“No, my parents say we have to sleep together,” he would always say.
I found this odd, since I’d never heard them say it. But what could I do? I didn’t mind sleeping with Bill as much as I minded the “truth or dare” game. Bill always wanted to play truth or dare. I would pick truth, knowing what the dares would lead to. Bill of course would always pick dare, I’d dare him to pick his nose. Finally, I would run out of truths and be left with nothing to say.
The dares would only become more explicit and invading from there. In short, I could say he molested me. I don’t know if it counts. After awhile I thought it was normal, for a little bit anyway. After awhile I really began to take notice that my other friends would never ask me to play “truth or dare.” And as I got older I realized that guys touching other guys in certain areas was not really, well, normal is a good way to put it. Finally, one day I decided to tell Bill what I thought of the whole thing.
“I don’t want to do this. It seems…gay.”
“No it’s not, you have to do it. This one girl, Shaleen, she told me that she likes you and wants to know what you’re like down there. How can I tell her if I don’t know?”
Bill’s logic seemed a bit faulty.
It doesn’t bother me today. What’s done is done. What annoys me though is that when he found out that I was Catholic, he was Baptist, and he immediately proclaimed that I was going to hell. At least the priest never asked me to play truth or dare with him.
“Prove you’re not gay,” Amber whispered to me when the youth group had gotten together for a lock in.
“I’ll kiss you if we get the chance.”
“We’re playing sardines later. Come find me.”
Sardines is a pervert’s dream and a claustrophobic nightmare. Basically, one person goes and hides, another goes and looks for them. Once the person is the found the two hide together and the numbers keep piling up.
I wanted to hide in the sanctuary.
“There’s too much light in there. We’ll never be able to make out.”
Amber knew just the place. Some back room with no windows or light to speak of, and under a table. When we got there she grabbed my head and whispered in my ear.
And then she kissed me.
Amber and I dated off and on for about a year.
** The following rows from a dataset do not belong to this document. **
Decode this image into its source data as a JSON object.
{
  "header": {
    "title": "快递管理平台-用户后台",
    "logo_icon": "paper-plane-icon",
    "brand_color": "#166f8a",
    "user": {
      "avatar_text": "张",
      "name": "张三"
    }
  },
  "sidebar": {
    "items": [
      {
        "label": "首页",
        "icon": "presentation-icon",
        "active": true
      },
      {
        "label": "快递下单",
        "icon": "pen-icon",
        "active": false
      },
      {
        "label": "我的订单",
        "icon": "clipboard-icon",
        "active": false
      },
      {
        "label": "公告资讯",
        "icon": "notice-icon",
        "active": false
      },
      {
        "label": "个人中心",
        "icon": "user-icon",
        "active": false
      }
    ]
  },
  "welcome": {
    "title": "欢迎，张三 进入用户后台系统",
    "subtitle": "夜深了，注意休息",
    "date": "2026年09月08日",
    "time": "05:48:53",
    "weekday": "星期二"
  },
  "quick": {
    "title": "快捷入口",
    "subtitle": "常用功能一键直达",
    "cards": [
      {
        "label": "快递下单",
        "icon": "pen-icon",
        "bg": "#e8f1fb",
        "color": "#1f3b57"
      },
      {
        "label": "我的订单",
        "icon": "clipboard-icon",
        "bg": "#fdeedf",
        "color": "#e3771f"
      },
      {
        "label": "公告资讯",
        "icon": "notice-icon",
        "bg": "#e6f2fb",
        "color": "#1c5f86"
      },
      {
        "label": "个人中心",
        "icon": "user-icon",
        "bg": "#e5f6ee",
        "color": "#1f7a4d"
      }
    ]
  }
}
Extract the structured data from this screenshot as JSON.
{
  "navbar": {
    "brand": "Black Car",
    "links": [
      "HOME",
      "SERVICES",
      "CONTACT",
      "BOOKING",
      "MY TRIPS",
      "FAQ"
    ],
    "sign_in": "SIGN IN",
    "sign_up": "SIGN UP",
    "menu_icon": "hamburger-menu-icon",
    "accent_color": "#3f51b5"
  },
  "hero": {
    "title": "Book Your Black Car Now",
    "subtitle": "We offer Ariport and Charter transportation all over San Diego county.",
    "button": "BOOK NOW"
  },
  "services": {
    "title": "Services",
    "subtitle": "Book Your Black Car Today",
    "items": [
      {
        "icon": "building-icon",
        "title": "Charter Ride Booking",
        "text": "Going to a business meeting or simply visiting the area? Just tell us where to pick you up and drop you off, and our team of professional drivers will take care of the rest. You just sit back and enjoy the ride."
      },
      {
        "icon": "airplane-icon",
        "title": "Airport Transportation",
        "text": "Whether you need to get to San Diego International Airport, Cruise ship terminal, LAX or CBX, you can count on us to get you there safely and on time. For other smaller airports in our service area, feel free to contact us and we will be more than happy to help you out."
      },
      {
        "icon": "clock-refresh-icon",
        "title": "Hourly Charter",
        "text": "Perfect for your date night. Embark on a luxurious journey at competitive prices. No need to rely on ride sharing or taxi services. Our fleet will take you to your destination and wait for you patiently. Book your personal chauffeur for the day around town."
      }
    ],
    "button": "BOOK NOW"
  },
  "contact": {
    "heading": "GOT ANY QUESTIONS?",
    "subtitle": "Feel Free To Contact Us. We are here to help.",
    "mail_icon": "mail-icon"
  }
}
But, I eventually put a stop to this when I found out that she was cheating on me.
Small towns force you to grow up with painful memories. I went to school with Bill for years. Saw him everyday. But small towns also force you to get over things. Like I said, I saw Bill everyday. There was no escaping what had happened, I had to get over it. And I did. I learned how to forgive in church. And I felt a relief because of God. I also learned how frustrated Bill was by the fact that he had no other friends for a long time and that no girls ever talked to him. Desperate people do desperate things.
When I found out that Amber had cheated on me after we started dating. I still had to go to church with her every weekend. It was so painful. And then, I got over it, and by being forced to spend so much time in close proximity with her, I saw how pained she really was in life. She wore a mask of sexuality and bitchiness to keep people away but yet still have them be attracted to her. I came to forgive Amber because of my faith, and my understanding of God.
When you’re forced to live so close to someone for so long you start to see the cracks in the masks. It’s like watching a blockbuster movie over and over and over again. The little mistakes start to pop out after awhile. Of course, by seeing other people’s masks crack you learn to hide the cracks in your own.
I’ve had several people tell me that I’m a really good person, and I hate it. I’m not. I’ve done some really bad things. But I’ve gotten good at keeping that mask crack free. But, underneath that mask I know my sins.
And maybe that's why I can look at God the way I do. Because, I know that we’re all just trying to keep that dark part of us hidden.
Names changed for privacy*